*** Given data ***
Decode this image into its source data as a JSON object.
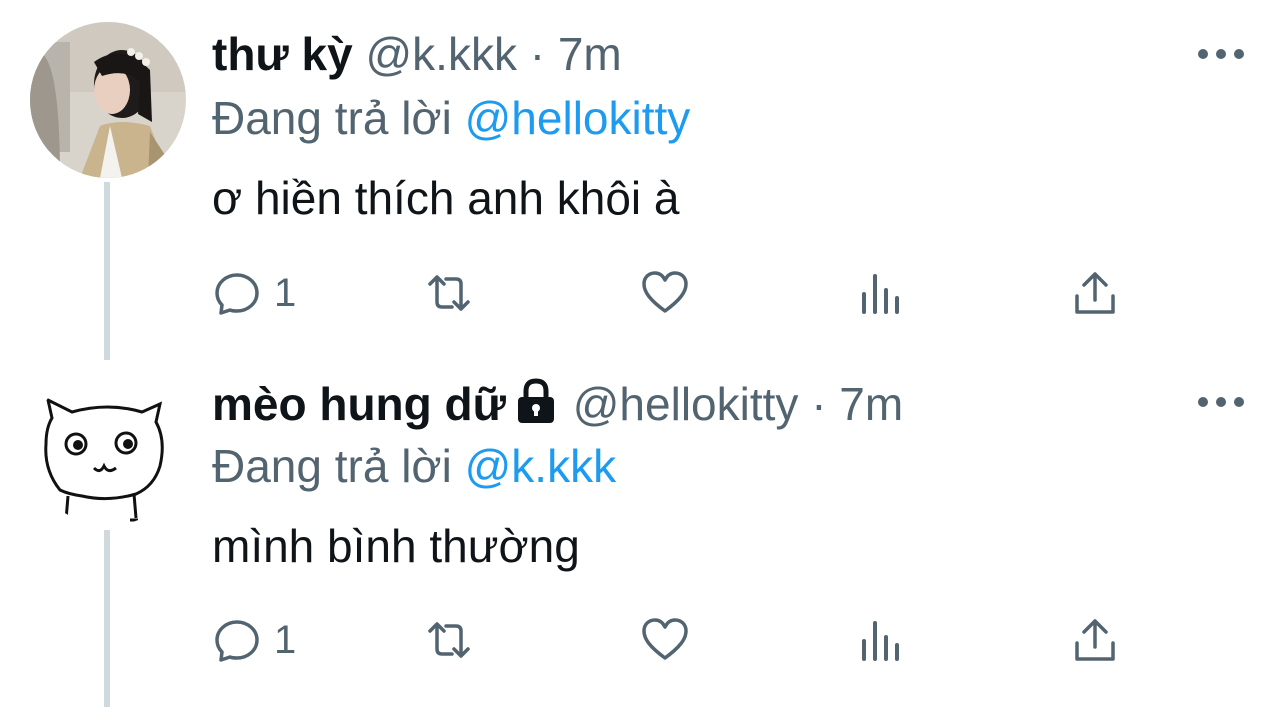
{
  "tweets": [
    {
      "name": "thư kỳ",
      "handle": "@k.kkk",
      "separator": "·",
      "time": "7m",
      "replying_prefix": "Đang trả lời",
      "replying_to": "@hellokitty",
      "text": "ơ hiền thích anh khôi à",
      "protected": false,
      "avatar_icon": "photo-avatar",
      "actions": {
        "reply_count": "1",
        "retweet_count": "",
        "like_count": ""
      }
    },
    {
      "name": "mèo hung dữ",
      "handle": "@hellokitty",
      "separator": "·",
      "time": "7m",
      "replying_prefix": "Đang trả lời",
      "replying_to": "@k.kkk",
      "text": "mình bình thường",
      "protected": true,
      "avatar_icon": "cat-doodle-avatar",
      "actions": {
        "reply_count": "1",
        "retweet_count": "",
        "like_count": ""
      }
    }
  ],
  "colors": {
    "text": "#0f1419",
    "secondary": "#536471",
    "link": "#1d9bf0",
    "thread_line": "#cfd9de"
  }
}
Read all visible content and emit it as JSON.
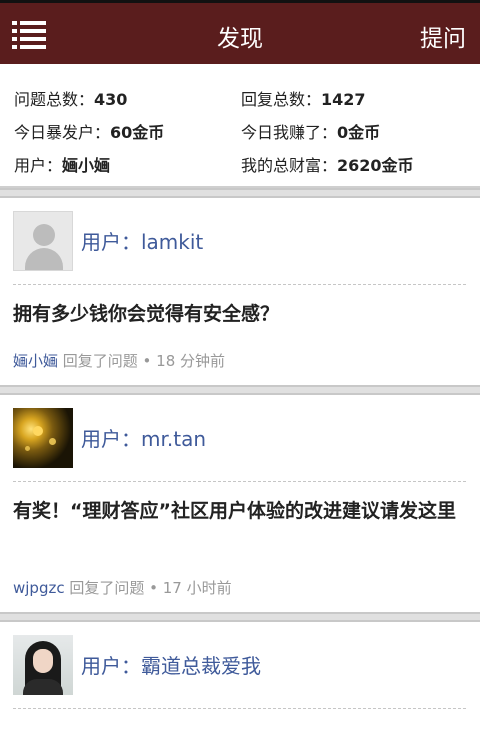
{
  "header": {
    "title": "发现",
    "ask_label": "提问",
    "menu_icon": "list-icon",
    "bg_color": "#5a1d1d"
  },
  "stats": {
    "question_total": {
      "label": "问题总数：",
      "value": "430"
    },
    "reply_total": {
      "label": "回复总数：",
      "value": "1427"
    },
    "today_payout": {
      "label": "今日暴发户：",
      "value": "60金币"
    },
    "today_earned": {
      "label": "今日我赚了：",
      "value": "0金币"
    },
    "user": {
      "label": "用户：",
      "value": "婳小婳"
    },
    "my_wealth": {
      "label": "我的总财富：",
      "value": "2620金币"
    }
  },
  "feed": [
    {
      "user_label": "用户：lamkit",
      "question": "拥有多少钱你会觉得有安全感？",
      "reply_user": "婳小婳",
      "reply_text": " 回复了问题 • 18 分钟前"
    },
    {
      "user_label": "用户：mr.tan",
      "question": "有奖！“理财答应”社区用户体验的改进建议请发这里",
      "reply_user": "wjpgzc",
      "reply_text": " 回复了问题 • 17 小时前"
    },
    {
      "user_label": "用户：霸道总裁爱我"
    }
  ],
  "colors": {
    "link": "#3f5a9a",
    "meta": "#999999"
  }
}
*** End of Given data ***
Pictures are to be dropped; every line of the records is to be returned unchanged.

→ Answer below
Decode this image into its source data as a JSON object.
{
  "tweets": [
    {
      "name": "thư kỳ",
      "handle": "@k.kkk",
      "separator": "·",
      "time": "7m",
      "replying_prefix": "Đang trả lời",
      "replying_to": "@hellokitty",
      "text": "ơ hiền thích anh khôi à",
      "protected": false,
      "avatar_icon": "photo-avatar",
      "actions": {
        "reply_count": "1",
        "retweet_count": "",
        "like_count": ""
      }
    },
    {
      "name": "mèo hung dữ",
      "handle": "@hellokitty",
      "separator": "·",
      "time": "7m",
      "replying_prefix": "Đang trả lời",
      "replying_to": "@k.kkk",
      "text": "mình bình thường",
      "protected": true,
      "avatar_icon": "cat-doodle-avatar",
      "actions": {
        "reply_count": "1",
        "retweet_count": "",
        "like_count": ""
      }
    }
  ],
  "colors": {
    "text": "#0f1419",
    "secondary": "#536471",
    "link": "#1d9bf0",
    "thread_line": "#cfd9de"
  }
}
Read all visible content and emit it as JSON.
{
  "header": {
    "title": "发现",
    "ask_label": "提问",
    "menu_icon": "list-icon",
    "bg_color": "#5a1d1d"
  },
  "stats": {
    "question_total": {
      "label": "问题总数：",
      "value": "430"
    },
    "reply_total": {
      "label": "回复总数：",
      "value": "1427"
    },
    "today_payout": {
      "label": "今日暴发户：",
      "value": "60金币"
    },
    "today_earned": {
      "label": "今日我赚了：",
      "value": "0金币"
    },
    "user": {
      "label": "用户：",
      "value": "婳小婳"
    },
    "my_wealth": {
      "label": "我的总财富：",
      "value": "2620金币"
    }
  },
  "feed": [
    {
      "user_label": "用户：lamkit",
      "question": "拥有多少钱你会觉得有安全感？",
      "reply_user": "婳小婳",
      "reply_text": " 回复了问题 • 18 分钟前"
    },
    {
      "user_label": "用户：mr.tan",
      "question": "有奖！“理财答应”社区用户体验的改进建议请发这里",
      "reply_user": "wjpgzc",
      "reply_text": " 回复了问题 • 17 小时前"
    },
    {
      "user_label": "用户：霸道总裁爱我"
    }
  ],
  "colors": {
    "link": "#3f5a9a",
    "meta": "#999999"
  }
}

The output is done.